“Now in its 27th year, the Virginia Law Enforcement Torch Run, has raised more than $14 million for Special Olympics Virginia, including a record-breaking $924,000 this year alone,” according to an ACPD press release.
All 50 states as well as 40 countries hold similar torch run events.
Amid the continued debate in Rosslyn and across the county about how to balance the interests of restaurants and food trucks, Crystal City is moving forward this week with a plan that attempts to find a “win-win” solution.
The Crystal City Business Improvement District (BID) announced this morning that it is launching a pilot program called “Food Truck Thursdays.”
The lunchtime event — kicking off tomorrow, June 7 — will draw food trucks to a parking lot near the Crystal City Metro station for what BID president Angela Fox describes as “a fun and energetic dining option that will enhance the food truck and overall lunchtime experience.”
From a press release:
Beginning June 7th, the first Thursday in June and then happening weekly, the event will host local Food Trucks in the surface parking lot at the corner of Crystal Drive and 18th Streets (in the same location as Crystal City’s successful weekly farmers market on Tuesdays). Food Trucks that sign up get free reserved parking and patrons get one convenient location with ample options and old favorites. The following Food Trucks have already signed up to participate with many others expressing interest:
Hot People Food
Red Hook Lobster
In launching the program, the BID “hopes to balance existing business concerns while ensuring that area workers, residents, and visitors continue to enjoy from the diversity of food truck offerings,” according to the press release.
Trucks participating in the program agree to make Thursdays the only day of the week they come to Crystal City. In exchange, the truck operators get a free, reserved parking space and free marketing from the BID.
“We have enjoyed working with property owners and food truck vendors to create what we hope is a win-win Food Truck solution and are excited to launch this pilot,” Fox said.
Update at 4:00 p.m. — The Doug the Food Dude truck has also signed up for Food Truck Thursdays, according to Crystal City BID.
Disclosure: Crystal City BID is an ARLnow.com advertiser
Public Streetcar Meeting Tonight — A public meeting will be held tonight to gather resident input on an alternatives analysis and environmental assessment conducted for the planned Columbia Pike streetcar project. The meeting is being held at Patrick Henry Elementary School’s gymnasium (701 S. Highland Street) from 7:00 to 9:00 p.m. [Pike Transit Initiative]
Op-Ed: Streetcar Will Spur Development — While the Columbia Pike streetcar has many vocal critics, at least one resident has penned an op-ed supporting the project. Real estate developer David DeCamp says the streetcar will spur development and attract ridership in a way that the alternatives — including an articulated bus system — cannot. [Sun Gazette]
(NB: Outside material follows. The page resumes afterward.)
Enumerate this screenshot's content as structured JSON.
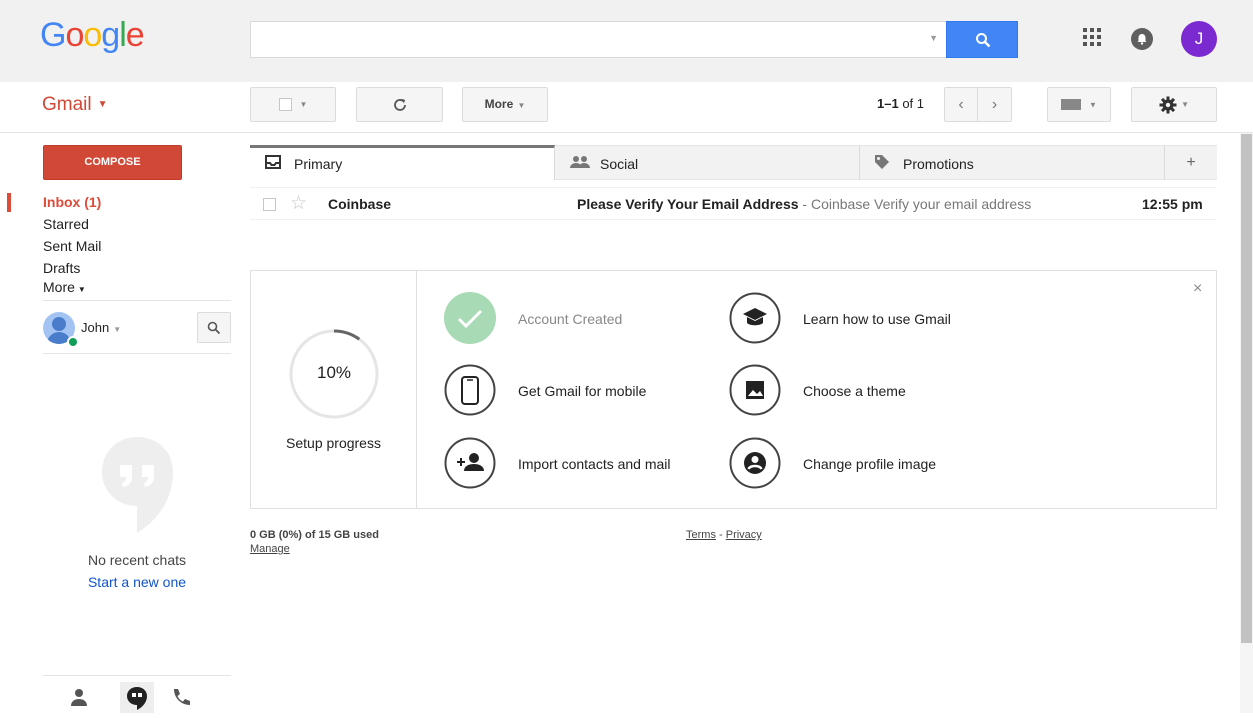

Car Break-Ins Near Ballston — Overnight, between Monday, June 4, and Tuesday, June 5, four Honda sedans were broken into on the 5000 block of N. 10th Street, in the Waycroft-Woodlawn neighborhood near Ballston. The windows were smashed and airbags in each of the vehicles were stolen. GPS devices were also stolen from two vehicles. All of the vehicles were parked in an area away from residences, with little street lighting, according to police spokesman Dustin Sternbeck.
County Gets Low Rate on Bonds — Arlington County sold $108 million in bonds yesterday, June 5, and received what it’s calling “one of the lowest overall rates Arlington has seen.” The General Obligation Public Improvement Bonds sold to investors at an average interest rate of 2.77 percent. [Arlington County]
Flickr pool photo by MrFochs